Thursday, 19 April 2012

Born at the Right Time

I am childless.  As a member of that social group so elegantly referred to by Richard Coles as "nature's bachelors", that's not going to be a huge surprise. (Although there are and always have been plenty of childless men who are not bachelors and vice versa.)  But my point here is that my childlessness is perhaps related to my possession of a very decent number of godchildren - and all of a very decent quality.  My eldest (if I may so term him) is properly grown up: he is clever, mature, independent-minded and enlightened. He has a very good job at which he works hard and for which, at the age of 24, he is paid more than I was at the high-point of my (admittedly undistinguished) career. He is also good company and likes a drink. What's not to like?

My youngest is a three year-old, golden-haired cherub. She goes to a nursery near to where I live and from which I sometimes go with her dad to collect her at the end of the day, and where she and her little friends cluster round me and pull at my clerical collar.  When she first sees me, there is that momentary quizzical, processing face which dissolves into a smile of unalloyed pleasure. Her parents are kind, intelligent and sociable people, both in good jobs, and she is their only child. She seems, to their eyes as well as mine, to be the happiest child in the entire world. Was she, pace Paul Simon, simply born at the right time?

Never been lonely
Never been lied to
Never had to scuffle in fear
Nothing denied to
Born at the instant
The church bells chime
And the whole world whispering
Born at the right time.
Listen here: Paul Simon - Born at the Right Time

Yet the timing of her birth, indeed the fact of it, was a matter of anxiety. She was conceived by IVF only after her mum had undergone what seemed like endless courses of intrusive investigation and treatment, and after a number of unsuccessful attempts.  Even when conceived and returned to the womb, there were many weeks of uncertainty before it was clear that a child would indeed be born.  When she arrived, she felt like both a miraculous gift and a reward to her parents for the months of stress and pain they had undergone.

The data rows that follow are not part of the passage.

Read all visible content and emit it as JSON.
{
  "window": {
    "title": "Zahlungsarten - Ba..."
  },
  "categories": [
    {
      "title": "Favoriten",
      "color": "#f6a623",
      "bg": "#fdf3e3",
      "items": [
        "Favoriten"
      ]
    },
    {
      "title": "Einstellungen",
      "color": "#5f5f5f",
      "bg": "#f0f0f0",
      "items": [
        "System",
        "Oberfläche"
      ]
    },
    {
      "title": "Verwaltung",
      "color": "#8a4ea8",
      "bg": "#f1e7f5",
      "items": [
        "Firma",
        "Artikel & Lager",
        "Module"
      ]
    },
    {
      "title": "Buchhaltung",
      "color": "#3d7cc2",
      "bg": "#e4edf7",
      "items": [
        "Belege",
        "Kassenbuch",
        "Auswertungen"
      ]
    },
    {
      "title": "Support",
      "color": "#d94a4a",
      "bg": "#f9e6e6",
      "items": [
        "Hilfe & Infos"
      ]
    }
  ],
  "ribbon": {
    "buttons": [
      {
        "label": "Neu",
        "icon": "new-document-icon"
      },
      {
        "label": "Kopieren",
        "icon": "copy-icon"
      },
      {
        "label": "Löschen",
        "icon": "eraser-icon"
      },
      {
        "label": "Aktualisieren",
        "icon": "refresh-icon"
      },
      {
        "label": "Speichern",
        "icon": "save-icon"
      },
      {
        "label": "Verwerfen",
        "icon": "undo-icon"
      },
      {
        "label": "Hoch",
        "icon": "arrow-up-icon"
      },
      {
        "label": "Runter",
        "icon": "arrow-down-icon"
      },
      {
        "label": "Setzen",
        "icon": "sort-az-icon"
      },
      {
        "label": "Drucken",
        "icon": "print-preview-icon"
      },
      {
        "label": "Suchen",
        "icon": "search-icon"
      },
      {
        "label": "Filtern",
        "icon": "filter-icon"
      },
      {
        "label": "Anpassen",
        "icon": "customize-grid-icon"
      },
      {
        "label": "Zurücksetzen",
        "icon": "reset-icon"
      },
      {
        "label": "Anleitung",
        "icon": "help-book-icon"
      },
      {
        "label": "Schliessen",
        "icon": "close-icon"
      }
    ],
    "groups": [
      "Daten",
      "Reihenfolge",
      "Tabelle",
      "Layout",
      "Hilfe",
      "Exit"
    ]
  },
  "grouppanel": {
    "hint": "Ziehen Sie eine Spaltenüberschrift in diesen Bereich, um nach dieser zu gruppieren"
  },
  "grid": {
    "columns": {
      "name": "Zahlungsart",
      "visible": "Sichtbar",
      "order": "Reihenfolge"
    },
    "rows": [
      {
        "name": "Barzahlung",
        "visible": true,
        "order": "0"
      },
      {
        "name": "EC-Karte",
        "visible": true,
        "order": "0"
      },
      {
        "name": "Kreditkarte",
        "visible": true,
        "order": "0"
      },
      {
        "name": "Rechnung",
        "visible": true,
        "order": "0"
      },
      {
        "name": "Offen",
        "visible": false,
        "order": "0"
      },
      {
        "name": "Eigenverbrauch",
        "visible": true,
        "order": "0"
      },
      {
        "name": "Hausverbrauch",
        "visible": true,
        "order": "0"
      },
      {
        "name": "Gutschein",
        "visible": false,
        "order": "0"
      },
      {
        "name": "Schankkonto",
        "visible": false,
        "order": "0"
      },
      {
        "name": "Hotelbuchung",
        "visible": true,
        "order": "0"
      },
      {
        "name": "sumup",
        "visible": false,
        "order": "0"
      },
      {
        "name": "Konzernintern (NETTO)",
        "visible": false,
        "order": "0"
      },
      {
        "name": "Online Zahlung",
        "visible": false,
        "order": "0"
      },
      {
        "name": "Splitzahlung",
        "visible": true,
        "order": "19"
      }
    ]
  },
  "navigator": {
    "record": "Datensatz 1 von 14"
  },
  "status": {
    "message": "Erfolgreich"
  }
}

And yet they are preparing to go through it all again. In their situation, I'm not at all sure I would have the strength.  They've made the journey before and they know the road that lies ahead. They know it could be hard and may end in disappointment.  Yet such is their desire, their need, for another child that they've already taken the first steps.

I'm not one of those who believes that having children is a human right.  I've always understood that they are a gift from God which comes to some and not to others.  I find myself wanting to say to tearful couples who cannot have children that this state is not the end of the world: because of their childlessness, other possibilites will present themselves, and other gifts will be given.  I feel this to have been true in my own life.   I would like to have had children - very much, actually - but I haven't; and God has found other uses for my time, energies and affections.

But I'm also aware that the desire to reproduce is primal and extremely powerful.  I reflect that, like the sex-drive itself, it is not something that humanity has invented for itself: it, too, has been given to us, installed and instilled within us, and most of us cannot be deaf to its call.  For that reason, I can understand those who go through so much to have children who do not arrive in the natural course of events.  They are, to some extent, just responding to their programming.  And that's profoundly human.

Paul Simon lyrics courtesy of Universal Music Publishing Group
Photo courtesy of Paul McRae (Delta Niner)

1 comment:

  1. This explains touchingly what many may question.. as a midwife and mother myself, conception and child birth are daily encounters and the trials and tribulations that accompany them. A right of passage or not?...a God given gift..most definitely ..But to 'father' or 'mother' a child, doesn't necessarily need to be in a biological sense as you have described so sensitively....